Following the initial launch of Finish QuantuMatic, which was heavily led by in-store marketing and discounts at shelf, Finish kept up its campaign momentum by activating its various digital channels (media, brand site, content marketing & consumer database) with a digital printable coupon. The coupon was used to both encourage initial purchase but also encourage product advocates to spread the word and recommend it to others.

Why Extend An NPL Campaign Beyond Initial Trade Promotion?

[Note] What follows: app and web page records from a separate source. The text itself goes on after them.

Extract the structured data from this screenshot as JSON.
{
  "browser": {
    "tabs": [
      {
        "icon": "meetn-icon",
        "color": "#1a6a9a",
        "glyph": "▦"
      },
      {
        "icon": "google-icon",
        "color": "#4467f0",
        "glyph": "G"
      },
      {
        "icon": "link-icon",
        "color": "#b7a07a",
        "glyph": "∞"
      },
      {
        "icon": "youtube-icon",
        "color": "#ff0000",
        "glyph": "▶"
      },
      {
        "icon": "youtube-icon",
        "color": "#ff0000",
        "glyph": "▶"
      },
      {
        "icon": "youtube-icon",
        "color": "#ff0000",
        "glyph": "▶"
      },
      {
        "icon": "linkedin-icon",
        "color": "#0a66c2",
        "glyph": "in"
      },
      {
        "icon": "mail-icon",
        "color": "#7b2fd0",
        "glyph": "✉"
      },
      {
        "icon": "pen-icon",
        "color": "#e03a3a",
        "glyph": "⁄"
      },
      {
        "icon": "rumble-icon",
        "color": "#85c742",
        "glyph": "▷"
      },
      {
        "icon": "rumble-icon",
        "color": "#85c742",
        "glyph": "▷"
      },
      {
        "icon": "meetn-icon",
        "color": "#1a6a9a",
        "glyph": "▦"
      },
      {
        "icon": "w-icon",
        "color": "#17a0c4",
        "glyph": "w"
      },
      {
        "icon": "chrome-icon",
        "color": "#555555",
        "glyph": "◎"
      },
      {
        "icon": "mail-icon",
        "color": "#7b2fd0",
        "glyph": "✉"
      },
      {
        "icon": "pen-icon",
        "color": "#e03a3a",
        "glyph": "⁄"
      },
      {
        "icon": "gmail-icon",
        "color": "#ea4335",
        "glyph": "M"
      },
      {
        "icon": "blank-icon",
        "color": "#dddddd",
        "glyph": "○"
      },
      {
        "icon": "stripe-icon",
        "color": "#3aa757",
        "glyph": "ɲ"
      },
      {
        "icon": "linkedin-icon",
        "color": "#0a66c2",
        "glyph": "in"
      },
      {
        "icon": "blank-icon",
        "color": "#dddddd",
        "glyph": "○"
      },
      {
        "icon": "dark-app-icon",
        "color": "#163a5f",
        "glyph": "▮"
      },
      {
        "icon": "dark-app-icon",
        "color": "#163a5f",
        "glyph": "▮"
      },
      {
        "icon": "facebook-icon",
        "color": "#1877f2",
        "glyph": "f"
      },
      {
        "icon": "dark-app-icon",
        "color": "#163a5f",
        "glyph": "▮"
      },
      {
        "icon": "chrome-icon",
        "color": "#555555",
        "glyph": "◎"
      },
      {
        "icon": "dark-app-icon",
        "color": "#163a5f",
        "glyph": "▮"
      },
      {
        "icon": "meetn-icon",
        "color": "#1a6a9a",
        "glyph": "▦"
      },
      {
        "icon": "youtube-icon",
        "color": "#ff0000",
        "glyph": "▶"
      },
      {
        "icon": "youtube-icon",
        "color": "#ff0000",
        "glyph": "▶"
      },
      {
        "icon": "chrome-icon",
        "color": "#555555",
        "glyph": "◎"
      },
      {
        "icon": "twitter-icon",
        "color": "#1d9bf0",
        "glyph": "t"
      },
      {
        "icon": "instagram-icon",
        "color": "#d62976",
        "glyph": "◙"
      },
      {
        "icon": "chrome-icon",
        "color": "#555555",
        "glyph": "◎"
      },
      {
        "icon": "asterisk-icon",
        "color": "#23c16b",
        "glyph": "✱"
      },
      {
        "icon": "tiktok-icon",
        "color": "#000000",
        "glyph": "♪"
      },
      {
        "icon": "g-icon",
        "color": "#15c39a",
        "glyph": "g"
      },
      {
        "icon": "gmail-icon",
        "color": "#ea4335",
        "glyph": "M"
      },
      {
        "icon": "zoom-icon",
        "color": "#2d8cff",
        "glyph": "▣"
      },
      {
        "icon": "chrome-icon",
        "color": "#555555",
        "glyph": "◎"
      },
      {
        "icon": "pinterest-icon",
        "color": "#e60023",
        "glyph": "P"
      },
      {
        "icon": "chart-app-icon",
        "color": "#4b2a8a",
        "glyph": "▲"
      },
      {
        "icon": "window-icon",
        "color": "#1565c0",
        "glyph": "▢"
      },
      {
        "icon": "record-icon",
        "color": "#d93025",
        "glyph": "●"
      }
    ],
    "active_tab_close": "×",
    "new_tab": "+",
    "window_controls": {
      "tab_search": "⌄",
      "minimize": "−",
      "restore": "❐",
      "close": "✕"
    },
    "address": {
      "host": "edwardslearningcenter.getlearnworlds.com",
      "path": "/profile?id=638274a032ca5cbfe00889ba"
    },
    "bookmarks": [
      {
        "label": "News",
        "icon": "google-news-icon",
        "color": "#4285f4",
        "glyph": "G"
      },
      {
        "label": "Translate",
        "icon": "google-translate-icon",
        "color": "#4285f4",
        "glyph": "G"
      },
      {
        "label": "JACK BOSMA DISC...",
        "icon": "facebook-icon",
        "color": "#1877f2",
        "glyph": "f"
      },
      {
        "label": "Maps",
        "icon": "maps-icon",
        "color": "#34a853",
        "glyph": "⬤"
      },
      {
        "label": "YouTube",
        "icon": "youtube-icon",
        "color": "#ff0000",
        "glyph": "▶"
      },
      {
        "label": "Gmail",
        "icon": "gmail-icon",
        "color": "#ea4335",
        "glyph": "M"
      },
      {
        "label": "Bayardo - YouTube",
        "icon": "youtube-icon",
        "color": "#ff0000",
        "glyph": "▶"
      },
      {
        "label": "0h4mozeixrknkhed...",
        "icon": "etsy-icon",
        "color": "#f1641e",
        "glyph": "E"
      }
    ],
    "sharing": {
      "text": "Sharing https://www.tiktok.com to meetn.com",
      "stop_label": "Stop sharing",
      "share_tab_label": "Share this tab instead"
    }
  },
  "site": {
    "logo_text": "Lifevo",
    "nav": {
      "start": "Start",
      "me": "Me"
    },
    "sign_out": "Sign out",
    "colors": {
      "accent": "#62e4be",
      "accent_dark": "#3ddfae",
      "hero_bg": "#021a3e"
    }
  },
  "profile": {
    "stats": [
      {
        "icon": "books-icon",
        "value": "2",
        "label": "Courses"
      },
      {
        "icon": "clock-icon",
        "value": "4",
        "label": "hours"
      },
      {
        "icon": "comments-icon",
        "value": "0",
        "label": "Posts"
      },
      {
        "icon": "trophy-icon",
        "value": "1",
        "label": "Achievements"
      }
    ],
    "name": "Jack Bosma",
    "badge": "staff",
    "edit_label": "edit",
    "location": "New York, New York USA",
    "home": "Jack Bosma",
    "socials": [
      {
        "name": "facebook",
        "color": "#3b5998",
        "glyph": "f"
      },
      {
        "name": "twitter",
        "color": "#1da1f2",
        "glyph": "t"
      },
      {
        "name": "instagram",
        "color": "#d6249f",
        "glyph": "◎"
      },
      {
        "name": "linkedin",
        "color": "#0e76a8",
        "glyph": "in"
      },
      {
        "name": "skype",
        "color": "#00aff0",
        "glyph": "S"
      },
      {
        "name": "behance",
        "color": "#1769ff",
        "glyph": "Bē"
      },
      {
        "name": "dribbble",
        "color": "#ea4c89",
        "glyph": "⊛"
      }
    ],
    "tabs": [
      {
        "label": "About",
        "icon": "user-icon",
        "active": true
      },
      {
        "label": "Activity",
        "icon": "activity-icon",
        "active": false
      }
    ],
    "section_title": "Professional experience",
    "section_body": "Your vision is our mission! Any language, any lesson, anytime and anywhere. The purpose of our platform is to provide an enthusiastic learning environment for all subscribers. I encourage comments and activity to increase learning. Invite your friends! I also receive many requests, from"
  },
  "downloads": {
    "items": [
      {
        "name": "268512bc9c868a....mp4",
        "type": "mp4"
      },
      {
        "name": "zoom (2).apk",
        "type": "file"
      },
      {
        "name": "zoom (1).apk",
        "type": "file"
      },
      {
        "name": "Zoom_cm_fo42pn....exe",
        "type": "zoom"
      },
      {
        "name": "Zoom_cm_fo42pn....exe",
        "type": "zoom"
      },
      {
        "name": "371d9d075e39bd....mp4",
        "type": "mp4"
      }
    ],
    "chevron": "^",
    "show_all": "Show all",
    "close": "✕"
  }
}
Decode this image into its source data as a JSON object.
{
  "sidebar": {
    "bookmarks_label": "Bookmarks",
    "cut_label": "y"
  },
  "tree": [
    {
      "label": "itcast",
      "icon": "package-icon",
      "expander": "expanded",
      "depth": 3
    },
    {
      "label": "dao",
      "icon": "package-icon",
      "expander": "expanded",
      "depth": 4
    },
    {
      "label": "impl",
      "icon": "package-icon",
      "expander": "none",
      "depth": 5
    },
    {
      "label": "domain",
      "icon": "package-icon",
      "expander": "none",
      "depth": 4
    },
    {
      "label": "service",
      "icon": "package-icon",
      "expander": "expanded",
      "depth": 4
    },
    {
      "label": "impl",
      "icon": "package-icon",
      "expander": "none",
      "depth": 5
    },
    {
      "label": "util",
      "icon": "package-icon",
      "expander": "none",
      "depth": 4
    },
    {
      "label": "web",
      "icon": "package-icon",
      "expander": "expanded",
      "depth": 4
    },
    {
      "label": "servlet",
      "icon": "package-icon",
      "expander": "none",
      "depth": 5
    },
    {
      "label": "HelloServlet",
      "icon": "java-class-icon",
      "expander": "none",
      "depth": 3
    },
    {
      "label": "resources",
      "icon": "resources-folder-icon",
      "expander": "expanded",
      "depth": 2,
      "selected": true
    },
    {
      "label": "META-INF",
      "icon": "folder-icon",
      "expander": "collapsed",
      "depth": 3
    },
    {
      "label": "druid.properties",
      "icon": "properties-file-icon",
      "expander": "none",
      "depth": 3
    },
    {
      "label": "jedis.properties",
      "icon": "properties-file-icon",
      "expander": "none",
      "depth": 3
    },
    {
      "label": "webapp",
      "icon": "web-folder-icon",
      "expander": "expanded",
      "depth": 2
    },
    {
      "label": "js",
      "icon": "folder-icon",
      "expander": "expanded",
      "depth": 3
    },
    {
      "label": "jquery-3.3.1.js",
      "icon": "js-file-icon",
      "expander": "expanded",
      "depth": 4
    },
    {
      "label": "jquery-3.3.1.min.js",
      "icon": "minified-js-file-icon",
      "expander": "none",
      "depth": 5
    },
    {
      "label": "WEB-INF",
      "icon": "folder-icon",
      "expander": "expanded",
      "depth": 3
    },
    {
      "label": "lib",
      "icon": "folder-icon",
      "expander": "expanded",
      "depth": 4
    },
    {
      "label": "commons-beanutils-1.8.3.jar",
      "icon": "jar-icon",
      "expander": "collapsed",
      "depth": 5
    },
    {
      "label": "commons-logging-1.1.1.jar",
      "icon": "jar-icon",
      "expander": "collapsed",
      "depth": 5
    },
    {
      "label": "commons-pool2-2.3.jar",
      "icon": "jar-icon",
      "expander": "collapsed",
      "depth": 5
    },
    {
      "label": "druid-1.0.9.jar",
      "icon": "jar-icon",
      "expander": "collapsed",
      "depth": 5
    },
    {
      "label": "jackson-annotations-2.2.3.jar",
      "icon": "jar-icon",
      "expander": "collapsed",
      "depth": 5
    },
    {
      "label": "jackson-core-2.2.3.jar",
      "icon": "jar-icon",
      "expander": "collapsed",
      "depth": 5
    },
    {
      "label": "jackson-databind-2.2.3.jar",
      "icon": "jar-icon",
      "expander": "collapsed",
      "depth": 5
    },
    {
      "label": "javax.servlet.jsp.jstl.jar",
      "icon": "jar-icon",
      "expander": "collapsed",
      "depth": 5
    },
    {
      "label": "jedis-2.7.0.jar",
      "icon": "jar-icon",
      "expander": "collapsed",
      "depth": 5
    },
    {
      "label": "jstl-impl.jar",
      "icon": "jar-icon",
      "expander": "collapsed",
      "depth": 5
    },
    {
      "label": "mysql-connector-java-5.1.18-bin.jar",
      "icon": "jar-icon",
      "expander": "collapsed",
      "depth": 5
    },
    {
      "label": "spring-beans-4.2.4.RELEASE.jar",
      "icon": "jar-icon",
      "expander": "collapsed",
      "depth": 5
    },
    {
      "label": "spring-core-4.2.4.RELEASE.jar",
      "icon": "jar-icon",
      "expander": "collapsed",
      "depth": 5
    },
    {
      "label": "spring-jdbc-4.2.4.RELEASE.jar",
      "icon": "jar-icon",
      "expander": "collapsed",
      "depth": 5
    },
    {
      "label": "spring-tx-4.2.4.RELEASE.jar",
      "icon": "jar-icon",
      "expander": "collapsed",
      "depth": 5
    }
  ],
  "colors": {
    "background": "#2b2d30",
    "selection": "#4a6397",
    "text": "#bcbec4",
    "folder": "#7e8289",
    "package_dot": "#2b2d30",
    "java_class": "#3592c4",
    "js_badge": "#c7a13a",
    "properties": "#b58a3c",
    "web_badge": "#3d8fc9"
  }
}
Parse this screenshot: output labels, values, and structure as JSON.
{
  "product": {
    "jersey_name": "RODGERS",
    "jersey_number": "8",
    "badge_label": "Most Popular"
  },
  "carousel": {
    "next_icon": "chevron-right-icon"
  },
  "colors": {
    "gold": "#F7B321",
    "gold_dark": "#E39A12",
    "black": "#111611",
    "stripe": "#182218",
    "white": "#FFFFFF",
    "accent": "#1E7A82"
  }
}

Once initial trade promotions and in-store launch activity have ended, there can often be a lull. Cost efficiently using the buzz and hype of initial launch, and keeping its momentum going whilst at the same time driving initial advocacy, can help ensure that you continue to shift product off shelves as well as help drive re-purchase and subsequently loyalty. (Source: